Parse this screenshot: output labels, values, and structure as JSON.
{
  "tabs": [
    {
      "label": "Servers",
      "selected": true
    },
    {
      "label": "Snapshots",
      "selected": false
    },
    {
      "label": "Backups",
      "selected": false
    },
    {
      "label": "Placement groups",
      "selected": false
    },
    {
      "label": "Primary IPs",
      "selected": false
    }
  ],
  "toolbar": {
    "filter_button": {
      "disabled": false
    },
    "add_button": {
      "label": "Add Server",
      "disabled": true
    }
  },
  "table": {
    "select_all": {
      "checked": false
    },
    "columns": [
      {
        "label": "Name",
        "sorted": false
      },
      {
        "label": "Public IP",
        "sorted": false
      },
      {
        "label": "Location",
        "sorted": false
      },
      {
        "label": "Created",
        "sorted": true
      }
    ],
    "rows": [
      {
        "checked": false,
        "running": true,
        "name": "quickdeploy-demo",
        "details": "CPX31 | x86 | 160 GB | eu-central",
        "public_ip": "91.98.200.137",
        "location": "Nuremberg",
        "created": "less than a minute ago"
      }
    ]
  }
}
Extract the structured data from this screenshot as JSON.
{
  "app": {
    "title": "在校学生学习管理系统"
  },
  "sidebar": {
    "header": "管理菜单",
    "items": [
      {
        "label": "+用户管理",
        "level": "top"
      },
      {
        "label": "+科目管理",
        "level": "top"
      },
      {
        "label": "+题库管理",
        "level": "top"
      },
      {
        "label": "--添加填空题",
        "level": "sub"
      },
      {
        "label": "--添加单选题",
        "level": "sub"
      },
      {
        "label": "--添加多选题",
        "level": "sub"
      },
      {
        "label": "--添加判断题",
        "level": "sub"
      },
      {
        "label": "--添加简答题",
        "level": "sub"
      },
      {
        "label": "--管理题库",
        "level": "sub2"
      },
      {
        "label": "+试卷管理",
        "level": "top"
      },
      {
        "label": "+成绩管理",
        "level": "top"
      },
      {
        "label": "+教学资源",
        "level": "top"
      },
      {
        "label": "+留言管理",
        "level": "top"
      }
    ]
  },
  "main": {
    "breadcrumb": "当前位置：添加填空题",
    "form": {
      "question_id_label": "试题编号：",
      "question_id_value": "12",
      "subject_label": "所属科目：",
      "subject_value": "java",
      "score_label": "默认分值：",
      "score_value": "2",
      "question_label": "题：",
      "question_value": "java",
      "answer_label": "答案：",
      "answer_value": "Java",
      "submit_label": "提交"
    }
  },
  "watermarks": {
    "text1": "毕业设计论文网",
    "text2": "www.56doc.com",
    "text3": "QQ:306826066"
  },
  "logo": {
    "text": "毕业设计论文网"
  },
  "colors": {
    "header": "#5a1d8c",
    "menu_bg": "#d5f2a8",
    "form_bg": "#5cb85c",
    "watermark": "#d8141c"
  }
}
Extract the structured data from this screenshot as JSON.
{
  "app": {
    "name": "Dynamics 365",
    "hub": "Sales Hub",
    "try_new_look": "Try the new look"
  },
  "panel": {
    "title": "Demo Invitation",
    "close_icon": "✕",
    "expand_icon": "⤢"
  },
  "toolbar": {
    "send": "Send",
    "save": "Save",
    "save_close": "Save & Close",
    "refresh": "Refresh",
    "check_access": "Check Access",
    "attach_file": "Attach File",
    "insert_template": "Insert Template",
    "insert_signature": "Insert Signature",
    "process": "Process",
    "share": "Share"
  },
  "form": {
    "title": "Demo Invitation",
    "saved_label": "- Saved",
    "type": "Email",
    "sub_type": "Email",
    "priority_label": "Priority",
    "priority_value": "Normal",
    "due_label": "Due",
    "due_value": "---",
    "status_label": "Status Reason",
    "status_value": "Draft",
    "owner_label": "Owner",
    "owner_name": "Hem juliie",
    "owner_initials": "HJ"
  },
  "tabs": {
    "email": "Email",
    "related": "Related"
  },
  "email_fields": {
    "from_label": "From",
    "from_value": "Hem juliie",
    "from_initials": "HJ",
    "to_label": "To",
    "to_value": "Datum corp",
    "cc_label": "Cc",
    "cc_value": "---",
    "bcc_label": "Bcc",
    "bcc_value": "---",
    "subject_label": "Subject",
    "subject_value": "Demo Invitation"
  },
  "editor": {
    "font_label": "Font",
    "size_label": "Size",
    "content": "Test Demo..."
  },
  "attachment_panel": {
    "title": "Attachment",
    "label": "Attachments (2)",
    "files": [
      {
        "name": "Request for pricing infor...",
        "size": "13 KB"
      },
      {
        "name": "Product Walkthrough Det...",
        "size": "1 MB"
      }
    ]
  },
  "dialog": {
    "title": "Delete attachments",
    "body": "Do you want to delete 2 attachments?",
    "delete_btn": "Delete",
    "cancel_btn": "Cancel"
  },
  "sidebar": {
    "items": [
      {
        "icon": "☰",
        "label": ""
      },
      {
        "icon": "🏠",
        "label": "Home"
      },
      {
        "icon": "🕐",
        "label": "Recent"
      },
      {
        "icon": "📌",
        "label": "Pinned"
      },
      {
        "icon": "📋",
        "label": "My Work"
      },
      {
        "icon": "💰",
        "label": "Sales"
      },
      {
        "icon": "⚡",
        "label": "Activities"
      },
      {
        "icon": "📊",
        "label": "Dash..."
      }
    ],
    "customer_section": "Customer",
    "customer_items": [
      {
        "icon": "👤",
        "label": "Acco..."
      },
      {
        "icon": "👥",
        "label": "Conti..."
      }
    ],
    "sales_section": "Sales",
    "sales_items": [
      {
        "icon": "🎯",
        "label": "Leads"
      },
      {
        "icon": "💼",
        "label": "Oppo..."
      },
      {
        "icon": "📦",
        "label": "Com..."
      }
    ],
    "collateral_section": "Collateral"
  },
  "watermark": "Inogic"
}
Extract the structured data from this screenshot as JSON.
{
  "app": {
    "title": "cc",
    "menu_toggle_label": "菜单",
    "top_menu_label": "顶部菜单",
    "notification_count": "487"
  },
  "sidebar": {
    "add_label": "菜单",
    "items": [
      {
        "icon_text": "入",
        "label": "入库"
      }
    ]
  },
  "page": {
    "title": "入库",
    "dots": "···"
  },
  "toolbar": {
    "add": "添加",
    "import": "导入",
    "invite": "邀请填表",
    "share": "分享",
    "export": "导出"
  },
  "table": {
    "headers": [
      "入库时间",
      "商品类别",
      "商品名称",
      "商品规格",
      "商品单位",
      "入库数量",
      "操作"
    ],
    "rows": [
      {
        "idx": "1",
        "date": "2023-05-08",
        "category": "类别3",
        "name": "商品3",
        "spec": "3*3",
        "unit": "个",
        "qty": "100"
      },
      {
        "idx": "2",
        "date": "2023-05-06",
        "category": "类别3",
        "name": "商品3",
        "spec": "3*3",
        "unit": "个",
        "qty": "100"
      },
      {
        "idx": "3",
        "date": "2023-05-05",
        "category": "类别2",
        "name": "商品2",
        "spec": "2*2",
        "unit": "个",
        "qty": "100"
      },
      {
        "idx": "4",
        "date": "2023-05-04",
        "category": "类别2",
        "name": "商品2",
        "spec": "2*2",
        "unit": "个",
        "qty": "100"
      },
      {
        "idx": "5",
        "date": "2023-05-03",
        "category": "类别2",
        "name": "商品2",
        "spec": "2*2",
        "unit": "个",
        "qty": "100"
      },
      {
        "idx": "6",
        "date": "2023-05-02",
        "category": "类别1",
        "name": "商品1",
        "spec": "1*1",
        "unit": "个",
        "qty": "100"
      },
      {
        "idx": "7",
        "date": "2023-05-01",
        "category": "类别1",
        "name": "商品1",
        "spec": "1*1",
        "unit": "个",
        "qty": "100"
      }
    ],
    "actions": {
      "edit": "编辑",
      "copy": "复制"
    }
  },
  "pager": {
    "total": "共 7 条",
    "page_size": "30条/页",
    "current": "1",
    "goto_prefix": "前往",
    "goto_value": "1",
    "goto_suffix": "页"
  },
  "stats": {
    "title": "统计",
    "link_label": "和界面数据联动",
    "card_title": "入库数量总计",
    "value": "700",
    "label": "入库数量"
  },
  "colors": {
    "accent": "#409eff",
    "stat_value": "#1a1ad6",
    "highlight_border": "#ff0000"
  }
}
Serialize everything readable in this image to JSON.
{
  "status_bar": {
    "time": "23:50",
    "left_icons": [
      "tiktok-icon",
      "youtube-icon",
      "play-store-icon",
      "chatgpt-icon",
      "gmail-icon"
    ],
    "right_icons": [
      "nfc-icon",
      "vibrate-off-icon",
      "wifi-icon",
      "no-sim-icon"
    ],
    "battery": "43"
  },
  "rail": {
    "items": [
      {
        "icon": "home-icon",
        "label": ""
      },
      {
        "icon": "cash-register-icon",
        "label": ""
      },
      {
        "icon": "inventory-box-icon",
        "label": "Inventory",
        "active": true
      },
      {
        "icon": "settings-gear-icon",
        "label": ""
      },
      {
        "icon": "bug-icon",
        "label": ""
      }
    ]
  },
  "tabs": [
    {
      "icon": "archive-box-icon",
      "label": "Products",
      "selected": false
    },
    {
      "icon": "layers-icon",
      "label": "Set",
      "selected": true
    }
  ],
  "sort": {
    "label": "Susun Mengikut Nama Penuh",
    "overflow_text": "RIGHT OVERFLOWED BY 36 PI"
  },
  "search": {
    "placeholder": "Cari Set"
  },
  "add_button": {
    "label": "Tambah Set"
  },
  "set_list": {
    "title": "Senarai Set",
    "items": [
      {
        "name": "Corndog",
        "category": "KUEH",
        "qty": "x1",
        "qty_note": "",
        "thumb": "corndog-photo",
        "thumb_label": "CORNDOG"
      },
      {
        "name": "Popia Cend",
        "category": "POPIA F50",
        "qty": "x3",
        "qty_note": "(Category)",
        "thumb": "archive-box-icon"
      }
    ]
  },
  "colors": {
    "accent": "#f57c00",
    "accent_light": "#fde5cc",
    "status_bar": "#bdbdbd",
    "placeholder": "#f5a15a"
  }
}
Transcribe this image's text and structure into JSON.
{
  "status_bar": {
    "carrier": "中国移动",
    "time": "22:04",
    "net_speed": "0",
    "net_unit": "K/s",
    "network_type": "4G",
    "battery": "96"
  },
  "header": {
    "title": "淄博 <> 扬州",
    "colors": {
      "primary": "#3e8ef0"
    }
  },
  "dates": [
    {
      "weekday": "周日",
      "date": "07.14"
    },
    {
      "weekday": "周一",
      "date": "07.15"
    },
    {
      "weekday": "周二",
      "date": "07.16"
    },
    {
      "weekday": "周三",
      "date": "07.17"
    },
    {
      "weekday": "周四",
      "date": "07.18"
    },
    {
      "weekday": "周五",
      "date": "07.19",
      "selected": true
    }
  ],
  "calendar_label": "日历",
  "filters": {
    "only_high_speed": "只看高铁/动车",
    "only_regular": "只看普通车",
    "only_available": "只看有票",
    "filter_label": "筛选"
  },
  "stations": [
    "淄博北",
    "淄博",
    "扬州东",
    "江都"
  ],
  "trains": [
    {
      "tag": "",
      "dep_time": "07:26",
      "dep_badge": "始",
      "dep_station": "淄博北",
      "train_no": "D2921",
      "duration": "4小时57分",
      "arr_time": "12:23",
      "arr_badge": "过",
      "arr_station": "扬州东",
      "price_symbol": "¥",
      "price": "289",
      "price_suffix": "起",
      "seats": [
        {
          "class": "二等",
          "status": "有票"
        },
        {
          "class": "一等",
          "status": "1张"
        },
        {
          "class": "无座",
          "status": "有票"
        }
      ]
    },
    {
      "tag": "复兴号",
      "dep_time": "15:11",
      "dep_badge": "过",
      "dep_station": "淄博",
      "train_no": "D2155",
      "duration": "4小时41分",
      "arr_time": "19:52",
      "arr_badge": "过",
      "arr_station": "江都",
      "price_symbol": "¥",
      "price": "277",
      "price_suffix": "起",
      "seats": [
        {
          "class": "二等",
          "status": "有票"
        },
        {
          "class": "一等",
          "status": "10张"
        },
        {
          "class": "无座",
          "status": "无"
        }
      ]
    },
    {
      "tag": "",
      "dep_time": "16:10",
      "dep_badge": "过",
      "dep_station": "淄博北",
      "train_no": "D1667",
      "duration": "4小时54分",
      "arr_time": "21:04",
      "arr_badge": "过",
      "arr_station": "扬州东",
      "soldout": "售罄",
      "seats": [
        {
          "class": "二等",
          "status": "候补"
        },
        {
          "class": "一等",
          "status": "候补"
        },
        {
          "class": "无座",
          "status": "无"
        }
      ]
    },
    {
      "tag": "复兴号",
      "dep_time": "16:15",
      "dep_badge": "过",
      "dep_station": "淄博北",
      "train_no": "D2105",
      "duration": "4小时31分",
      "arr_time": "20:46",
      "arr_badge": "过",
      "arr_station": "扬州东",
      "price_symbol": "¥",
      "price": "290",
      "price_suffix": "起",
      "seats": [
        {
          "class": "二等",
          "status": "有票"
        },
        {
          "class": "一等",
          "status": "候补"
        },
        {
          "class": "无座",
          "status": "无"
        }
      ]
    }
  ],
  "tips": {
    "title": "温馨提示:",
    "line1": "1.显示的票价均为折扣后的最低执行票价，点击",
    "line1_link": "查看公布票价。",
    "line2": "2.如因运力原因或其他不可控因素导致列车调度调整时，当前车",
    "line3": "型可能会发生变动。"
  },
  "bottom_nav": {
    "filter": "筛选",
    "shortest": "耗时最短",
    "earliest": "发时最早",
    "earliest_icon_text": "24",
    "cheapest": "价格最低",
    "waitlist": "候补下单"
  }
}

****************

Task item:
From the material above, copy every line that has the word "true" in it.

Answer section:
      "selected": true
      "disabled": true
        "sorted": true
        "running": true,
        "active": true
      "selected": true
      "selected": true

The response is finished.